The Decalogue allows the viewer an empathetic glimpse into the particular context of Communist Poland in the late 1980s while also addressing wide-ranging ethical questions of incredible intimacy. These filmic stories are weighty and uneasy to observe, the ethical topics complex and provocative. In Decalogue Eight, in a meta-commentary on the film(s), an ethics professor guides a classroom conversation about the dilemma raised in Decalogue Two, a question of whether or not a woman should have an abortion. It’s as if Kieslowski is inviting audience participation—these are not films to simply watch for entertainment (though they are certainly well-crafted and never boring), but films to discuss, which should bring about further ethical inquiry and theological enrichment. Kieslowski once stated, “If I had to formulate the message of my Decalogue, I’d say, ‘Live carefully, with your eyes open, and try not to cause pain.’” Just as the transcendent witness watches human interactions with eyes wide open, and just as Kieslowski’s camera peers into the lives of individual characters with intimate care, so The Decalogue prompts the viewer to observe their own world, both interior and exterior, with renewed ethical vision.
 William Jaworski, “Rules and Virtues: The Moral Insight of The Decalogue,” in Of Elephants and Toothaches: Ethics, Politics, and Religion in Krzysztof Kieslowski’s Decalogue, ed. Eva Badowska and Francesca Parmeggiani (New York: Fordham University Press, 2016), 15-16.
 Krzysztof Kieslowski, Kieslowski on Kieslowski, ed. Danusia Stok (London: Faber and Faber, 1993), 143.
 Kieslowski, 144.
 Kieslowski, 145.
 Kieslowski, 146.
 Badowska, 154.
 Kieslowski, 146.
 Badowska, 136.

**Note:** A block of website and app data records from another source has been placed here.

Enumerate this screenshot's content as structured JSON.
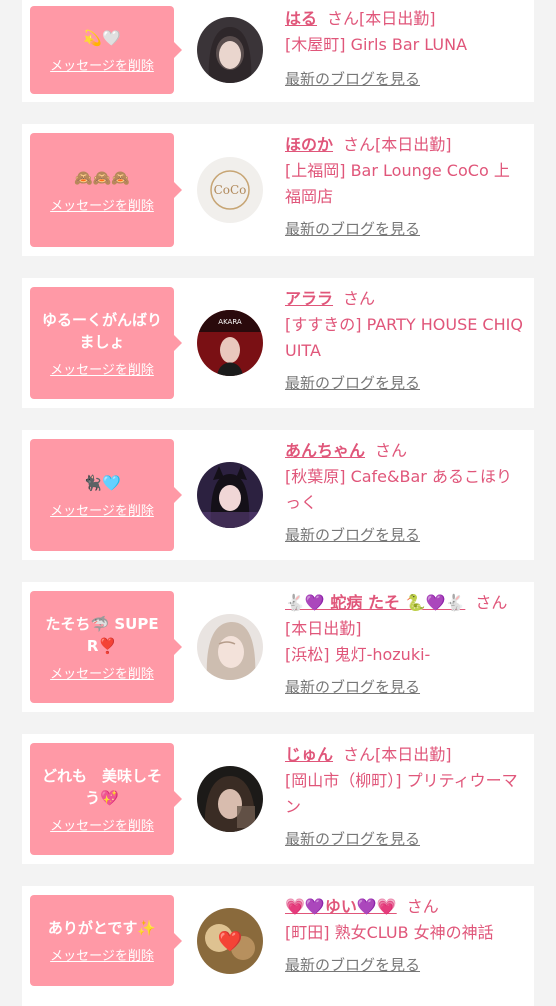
{
  "delete_label": "メッセージを削除",
  "suffix": "さん",
  "blog_label": "最新のブログを見る",
  "colors": {
    "accent": "#e0567a",
    "bubble": "#ff99a6",
    "link_gray": "#777777"
  },
  "cards": [
    {
      "message": "💫🤍",
      "name": "はる",
      "status": "[本日出勤]",
      "shop": "[木屋町] Girls Bar LUNA"
    },
    {
      "message": "🙈🙈🙈",
      "name": "ほのか",
      "status": "[本日出勤]",
      "shop": "[上福岡] Bar Lounge CoCo 上福岡店",
      "avatar_text": "CoCo"
    },
    {
      "message": "ゆるーくがんばりましょ",
      "name": "アララ",
      "status": "",
      "shop": "[すすきの] PARTY HOUSE CHIQUITA",
      "avatar_text": "AKARA"
    },
    {
      "message": "🐈‍⬛🩵",
      "name": "あんちゃん",
      "status": "",
      "shop": "[秋葉原] Cafe&Bar あるこほりっく"
    },
    {
      "message": "たそち🦈 SUPER❣️",
      "name": "🐇💜 蛇病 たそ 🐍💜🐇",
      "status": "[本日出勤]",
      "shop": "[浜松] 鬼灯-hozuki-"
    },
    {
      "message": "どれも　美味しそう💖",
      "name": "じゅん",
      "status": "[本日出勤]",
      "shop": "[岡山市（柳町）] プリティウーマン"
    },
    {
      "message": "ありがとです✨",
      "name": "💗💜ゆい💜💗",
      "status": "",
      "shop": "[町田] 熟女CLUB 女神の神話",
      "avatar_text": "❤️"
    }
  ]
}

 Annette Insdorf, Double Lives, Second Chances: The Cinema of Krzysztof Kieslowski (New York: Miramax Books, 1999), 124.
IMDB Listing: http://www.imdb.com/title/tt0092337/